San Francisco and Silicon Valley are among the centers of opposition to President Trump and his fascism, especially as it relates to restrictions on movement, border controls, immigration, and asylum.
Bay Area technology companies and their better-paid classes of employees like to think of themselves as building a better world that reflects the distinctive values that have attracted dreamers and futurists to this region from across the country and around the world. But some of these companies are key developers and providers of “big data” tools for the opposite sort of “Brave New World“.
On Saturday, Edward Hasbrouck of the Identity Project was invited to speak to an ad hoc group of picketers outside the Pacific Heights mansion of Palantir Technologies founder and Trump supporter Peter Thiel (photo gallery from the SF Chronicle, video clip from KGO-TV; more photos from the East Bay Express).
As Anna Weiner reported in the New Yorker (“Why Protesters Gathered Outside Peter Thiel’s Mansion This Weekend“):
David Campos, a former member of the San Francisco board of supervisors, who emigrated from Guatemala, in 1985, stood on the brick stoop and raised a megaphone. “The reason we’re here is to call upon the people who are complicit in what Trump is trying to do,” he said. Clark echoed the sentiment. “If your company is complicit, it is time to fight that,” she said. Trauss, when it was her turn, addressed Thiel, wherever he was. “What happened to being a libertarian?” she asked. “What happened to freedom of movement for labor?”

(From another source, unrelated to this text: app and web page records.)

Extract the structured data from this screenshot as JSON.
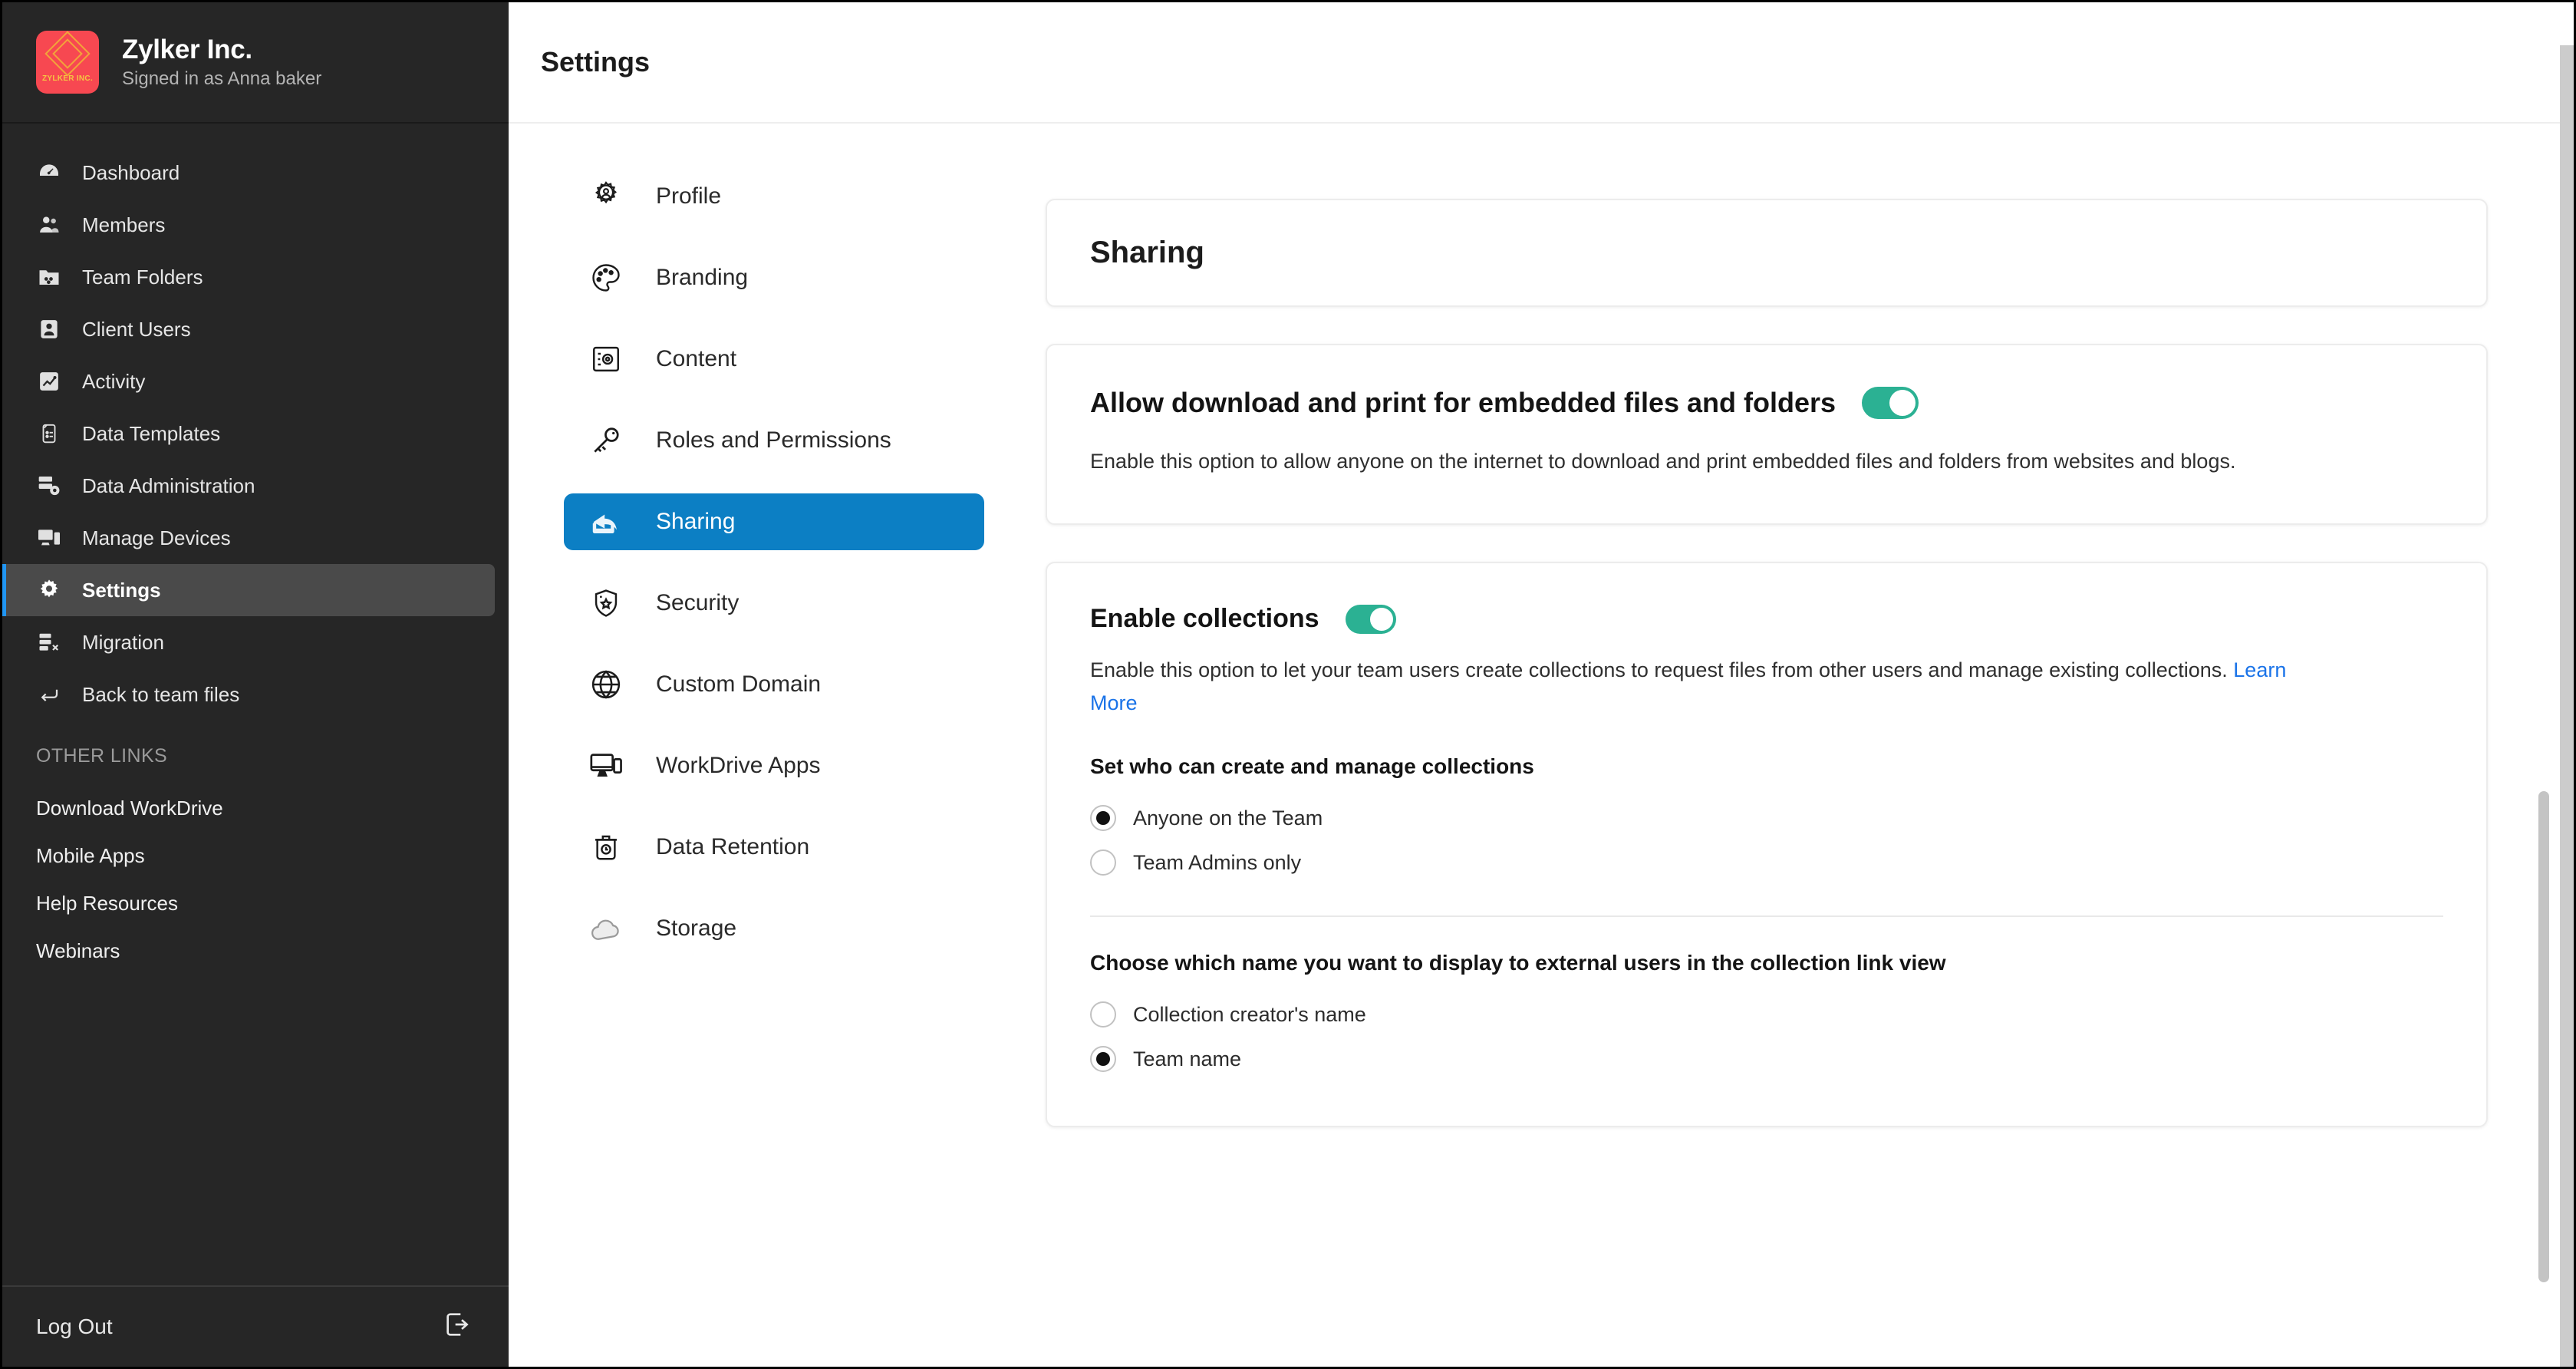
{
  "brand": {
    "name": "Zylker Inc.",
    "signed_in_as": "Signed in as Anna baker",
    "logo_text": "ZYLKER INC."
  },
  "sidebar": {
    "nav_items": [
      {
        "label": "Dashboard",
        "icon": "dashboard-icon",
        "active": false
      },
      {
        "label": "Members",
        "icon": "members-icon",
        "active": false
      },
      {
        "label": "Team Folders",
        "icon": "team-folders-icon",
        "active": false
      },
      {
        "label": "Client Users",
        "icon": "client-users-icon",
        "active": false
      },
      {
        "label": "Activity",
        "icon": "activity-icon",
        "active": false
      },
      {
        "label": "Data Templates",
        "icon": "data-templates-icon",
        "active": false
      },
      {
        "label": "Data Administration",
        "icon": "data-administration-icon",
        "active": false
      },
      {
        "label": "Manage Devices",
        "icon": "manage-devices-icon",
        "active": false
      },
      {
        "label": "Settings",
        "icon": "settings-gear-icon",
        "active": true
      },
      {
        "label": "Migration",
        "icon": "migration-icon",
        "active": false
      },
      {
        "label": "Back to team files",
        "icon": "back-arrow-icon",
        "active": false
      }
    ],
    "other_links_heading": "OTHER LINKS",
    "other_links": [
      {
        "label": "Download WorkDrive"
      },
      {
        "label": "Mobile Apps"
      },
      {
        "label": "Help Resources"
      },
      {
        "label": "Webinars"
      }
    ],
    "logout_label": "Log Out",
    "logout_icon": "logout-icon"
  },
  "topbar": {
    "title": "Settings"
  },
  "settings_nav": {
    "items": [
      {
        "label": "Profile",
        "icon": "profile-gear-icon",
        "selected": false
      },
      {
        "label": "Branding",
        "icon": "palette-icon",
        "selected": false
      },
      {
        "label": "Content",
        "icon": "safe-box-icon",
        "selected": false
      },
      {
        "label": "Roles and Permissions",
        "icon": "key-icon",
        "selected": false
      },
      {
        "label": "Sharing",
        "icon": "share-icon",
        "selected": true
      },
      {
        "label": "Security",
        "icon": "shield-star-icon",
        "selected": false
      },
      {
        "label": "Custom Domain",
        "icon": "globe-icon",
        "selected": false
      },
      {
        "label": "WorkDrive Apps",
        "icon": "devices-icon",
        "selected": false
      },
      {
        "label": "Data Retention",
        "icon": "trash-clock-icon",
        "selected": false
      },
      {
        "label": "Storage",
        "icon": "cloud-icon",
        "selected": false
      }
    ]
  },
  "content": {
    "page_card_title": "Sharing",
    "download_print": {
      "title": "Allow download and print for embedded files and folders",
      "toggle_on": true,
      "toggle_color": "#2BB193",
      "description": "Enable this option to allow anyone on the internet to download and print embedded files and folders from websites and blogs."
    },
    "collections": {
      "title": "Enable collections",
      "toggle_on": true,
      "toggle_color": "#2BB193",
      "description_text": "Enable this option to let your team users create collections to request files from other users and manage existing collections. ",
      "learn_more_label": "Learn More",
      "learn_more_color": "#1a73e8",
      "manage_heading": "Set who can create and manage collections",
      "manage_options": [
        {
          "label": "Anyone on the Team",
          "selected": true
        },
        {
          "label": "Team Admins only",
          "selected": false
        }
      ],
      "display_name_heading": "Choose which name you want to display to external users in the collection link view",
      "display_name_options": [
        {
          "label": "Collection creator's name",
          "selected": false
        },
        {
          "label": "Team name",
          "selected": true
        }
      ]
    }
  },
  "colors": {
    "sidebar_bg": "#262626",
    "sidebar_active_bg": "#4a4a4a",
    "sidebar_active_accent": "#2196f3",
    "subnav_selected_bg": "#0c7fc4",
    "brand_red": "#f74851",
    "toggle_green": "#2BB193",
    "link_blue": "#1a73e8"
  }
}
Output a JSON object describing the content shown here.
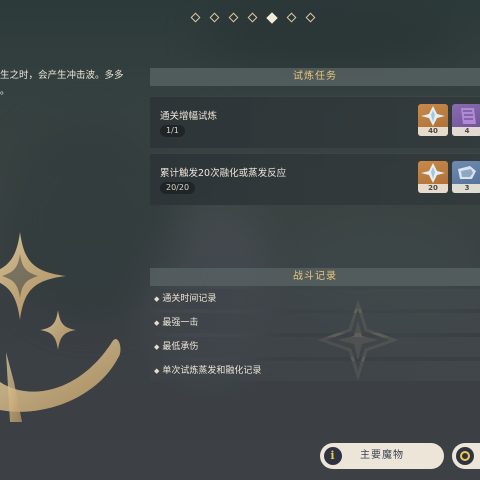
{
  "pagination": {
    "total": 7,
    "active_index": 4
  },
  "description": {
    "text": "生之时，会产生冲击波。多多\n。"
  },
  "trial_tasks": {
    "header": "试炼任务",
    "tasks": [
      {
        "title": "通关增幅试炼",
        "progress": "1/1",
        "rewards": [
          {
            "icon": "primogem-icon",
            "count": "40",
            "rarity": "gold"
          },
          {
            "icon": "purple-book-icon",
            "count": "4",
            "rarity": "purple"
          }
        ]
      },
      {
        "title": "累计触发20次融化或蒸发反应",
        "progress": "20/20",
        "rewards": [
          {
            "icon": "primogem-icon",
            "count": "20",
            "rarity": "gold"
          },
          {
            "icon": "blue-material-icon",
            "count": "3",
            "rarity": "blue"
          }
        ]
      }
    ]
  },
  "combat_record": {
    "header": "战斗记录",
    "rows": [
      "通关时间记录",
      "最强一击",
      "最低承伤",
      "单次试炼蒸发和融化记录"
    ]
  },
  "buttons": {
    "main_monsters": "主要魔物"
  },
  "colors": {
    "accent_gold": "#e9c77b",
    "button_bg": "#ece5d8",
    "button_text": "#3b4354"
  }
}
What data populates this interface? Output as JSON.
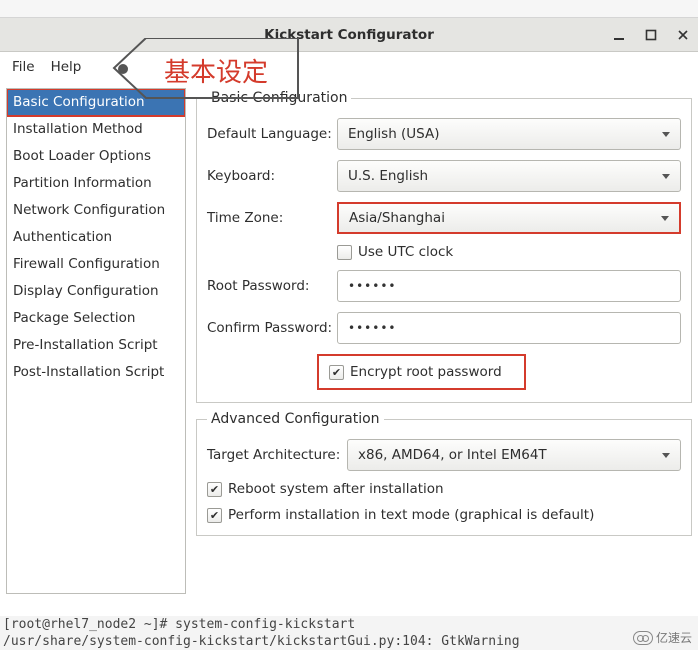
{
  "window": {
    "title": "Kickstart Configurator"
  },
  "menu": {
    "file": "File",
    "help": "Help"
  },
  "callout": {
    "text": "基本设定"
  },
  "sidebar": {
    "items": [
      {
        "label": "Basic Configuration",
        "selected": true,
        "highlight": true
      },
      {
        "label": "Installation Method"
      },
      {
        "label": "Boot Loader Options"
      },
      {
        "label": "Partition Information"
      },
      {
        "label": "Network Configuration"
      },
      {
        "label": "Authentication"
      },
      {
        "label": "Firewall Configuration"
      },
      {
        "label": "Display Configuration"
      },
      {
        "label": "Package Selection"
      },
      {
        "label": "Pre-Installation Script"
      },
      {
        "label": "Post-Installation Script"
      }
    ]
  },
  "basic": {
    "legend": "Basic Configuration",
    "default_language_label": "Default Language:",
    "default_language_value": "English (USA)",
    "keyboard_label": "Keyboard:",
    "keyboard_value": "U.S. English",
    "time_zone_label": "Time Zone:",
    "time_zone_value": "Asia/Shanghai",
    "use_utc_label": "Use UTC clock",
    "use_utc_checked": false,
    "root_pw_label": "Root Password:",
    "root_pw_value": "••••••",
    "confirm_pw_label": "Confirm Password:",
    "confirm_pw_value": "••••••",
    "encrypt_label": "Encrypt root password",
    "encrypt_checked": true
  },
  "advanced": {
    "legend": "Advanced Configuration",
    "target_arch_label": "Target Architecture:",
    "target_arch_value": "x86, AMD64, or Intel EM64T",
    "reboot_label": "Reboot system after installation",
    "reboot_checked": true,
    "textmode_label": "Perform installation in text mode (graphical is default)",
    "textmode_checked": true
  },
  "terminal": {
    "line1": "[root@rhel7_node2 ~]# system-config-kickstart",
    "line2": "/usr/share/system-config-kickstart/kickstartGui.py:104: GtkWarning"
  },
  "watermark": {
    "text": "亿速云"
  }
}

Edward Hasbrouck, a consultant with the Identity Project, a civil-liberties group, took the stand, wearing a furry pink tiger-striped pussyhat. “The banality of evil today is the person sitting in a cubicle in San Francisco, or in Silicon Valley, building the tools of digital fascism that are being used by those in Washington,” he said. “We’ve been hearing back that there are a fair number of people at Palantir who are working really hard at convincing themselves that they’re not playing a role — they’re not the ones out on the street putting the cuffs on people. They’re not really responsible, even though they’re the ones who are building the technology that makes that possible.”
It’s easy to rationalize the creation of technological tools by saying that they can used for good as well as evil. But you can’t separate the work of tool-making from the ways those tools are being used. Palantir workers’ claims to “neutrality” resemble the claims made in defense of IBM and Polaroid and when they were making and selling “general purpose” computers, cameras, and ID-badge making machines to the South African government in the 1970s. None of this technology and equipment was inherently evil. But in South Africa, it was being used to administer the apartheid system of passbooks and permissions for travel, work, and residence.
The same goes for “big data” today. To understand what’s wrong with the work being done by Palantir for the US Department of Homeland Security, it’s necessary to look not just at what tools Palantir is building but at how and by whom they will be used; not just at the data tools but at the datasets to which they are applied, the algorithms they use, and the outcomes they are used to determine.